Roesch, Matthew

Matthew Roesch
Associate Professor
Department of Psychology
Program in Neuroscience & Cognitive Science
College of Behavioral and Social Sciences
2123G Biology-Psychology Building
General Research Interests: 

Neural mechanisms underlying learning and decision-making, and their disturbance in addiction, aging, and schizophrenia

Research examples

Neural and Behavioral Consequences of Drug Abuse during Decision-Making

Background: 

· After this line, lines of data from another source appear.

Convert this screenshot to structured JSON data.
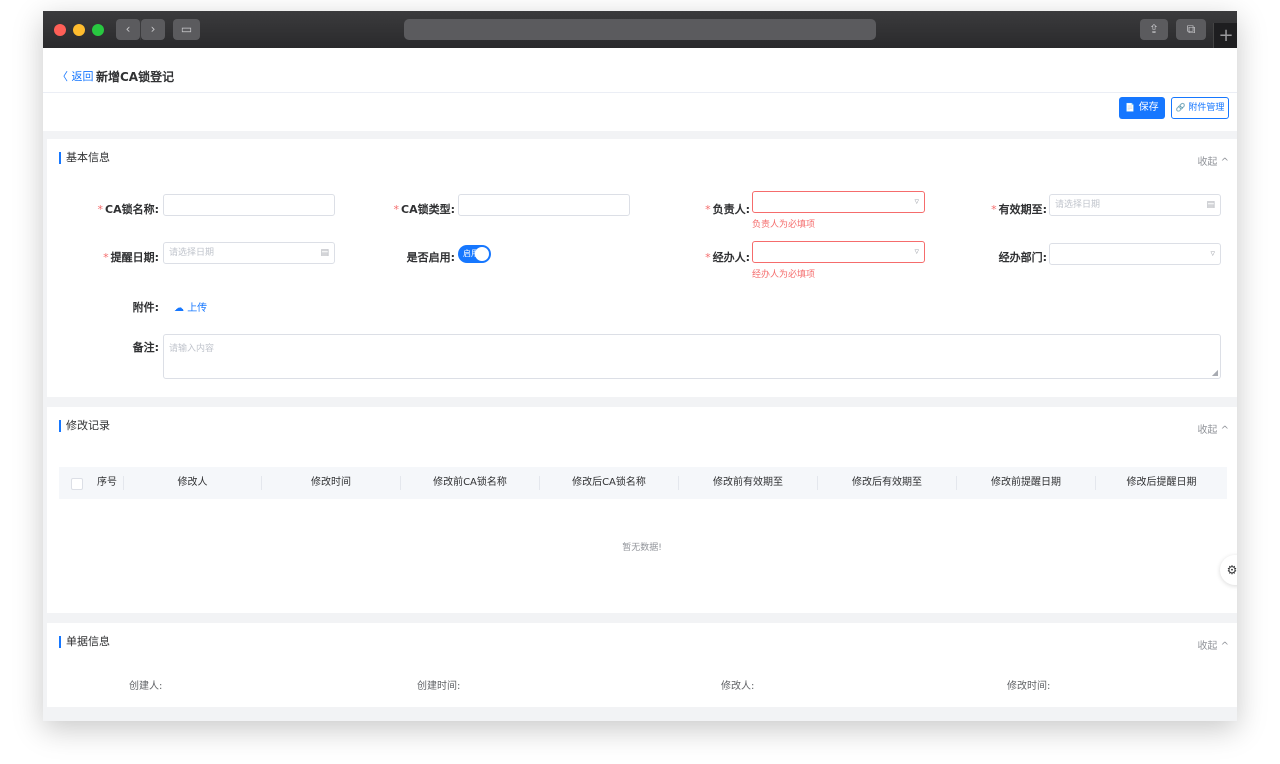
{
  "window": {
    "controls": {
      "back": "‹",
      "forward": "›",
      "sidebar": "▭",
      "share": "⇪",
      "tabs": "⧉",
      "new_tab": "+"
    }
  },
  "header": {
    "back_label": "〈 返回",
    "title": "新增CA锁登记"
  },
  "toolbar": {
    "save_label": "保存",
    "save_icon": "📄",
    "attach_label": "附件管理",
    "attach_icon": "🔗"
  },
  "basic": {
    "title": "基本信息",
    "collapse_label": "收起 ^",
    "fields": {
      "ca_name": {
        "label": "CA锁名称:",
        "value": ""
      },
      "ca_type": {
        "label": "CA锁类型:",
        "value": ""
      },
      "owner": {
        "label": "负责人:",
        "value": "",
        "error": "负责人为必填项"
      },
      "valid_until": {
        "label": "有效期至:",
        "placeholder": "请选择日期"
      },
      "remind_date": {
        "label": "提醒日期:",
        "placeholder": "请选择日期"
      },
      "enabled": {
        "label": "是否启用:",
        "switch_text": "启用",
        "on": true
      },
      "handler": {
        "label": "经办人:",
        "value": "",
        "error": "经办人为必填项"
      },
      "handler_dept": {
        "label": "经办部门:",
        "value": ""
      },
      "attachment": {
        "label": "附件:",
        "upload_label": "上传"
      },
      "remark": {
        "label": "备注:",
        "placeholder": "请输入内容"
      }
    },
    "icons": {
      "select": "▿",
      "calendar": "▤",
      "upload": "☁",
      "resize": "◢"
    }
  },
  "record": {
    "title": "修改记录",
    "collapse_label": "收起 ^",
    "columns": [
      "序号",
      "修改人",
      "修改时间",
      "修改前CA锁名称",
      "修改后CA锁名称",
      "修改前有效期至",
      "修改后有效期至",
      "修改前提醒日期",
      "修改后提醒日期"
    ],
    "empty_text": "暂无数据!",
    "tune_icon": "⚙"
  },
  "doc": {
    "title": "单据信息",
    "collapse_label": "收起 ^",
    "labels": [
      "创建人:",
      "创建时间:",
      "修改人:",
      "修改时间:"
    ]
  },
  "colors": {
    "primary": "#1677ff",
    "danger": "#f56c6c",
    "bg": "#f2f3f5"
  }
}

I received my BS in neuroscience with honors from the University of Pittsburgh (1997) and my PhD in neuroscience from the Department of Neuroscience and the Center for the Neural Basis of Cognition at the University of Pittsburgh (2004). From August 2004-2007 I has worked as a post-doctoral fellow in Dr. Geoffrey Schoenbuam’s lab. In 2007 I was promoted to assistant professor at University of Maryland School of Medicine and in 2009 I accepted a tenure-track position in the Department of Psychology and the Program in Neuroscience and Cognitive Science at the University of Maryland College Park. I received tenure in 2013 and am currently an associate professor. The goal of my research has been to investigate neural mechanisms underlying learning and decision-making, and their disturbance in addiction, aging, and schizophrenia. Specifically, I record single unit activity or dopamine release from various brain regions as rats perform a variety of cognitive tasks (e.g. reversal, delay discounting, stop-signal, set-shifting, conflict) and evaluate loss of function after pharmacological or optogenetic manipulation. I completed my dissertation work in the lab of Dr. Carl Olson in the Department of Neuroscience (CNUP) and the Center for the Neural Basis of Cognition (CNBC) at the University of Pittsburgh. There, I recorded from single neurons in several areas in primate frontal and medial cortex during performance of conflict and reward based saccade tasks. After graduating, I accepted a position as post-doctoral fellow on the Cellular and Integrative Neuroscience Post-Doctoral Training Grant at the University of Maryland Medical School under the advisement of Dr. Geoff Schoenbaum. There I continued my work on reward-guided decision-making and started examining issues related to addiction, aging, and schizophrenia, work that has continued in my lab in College Park.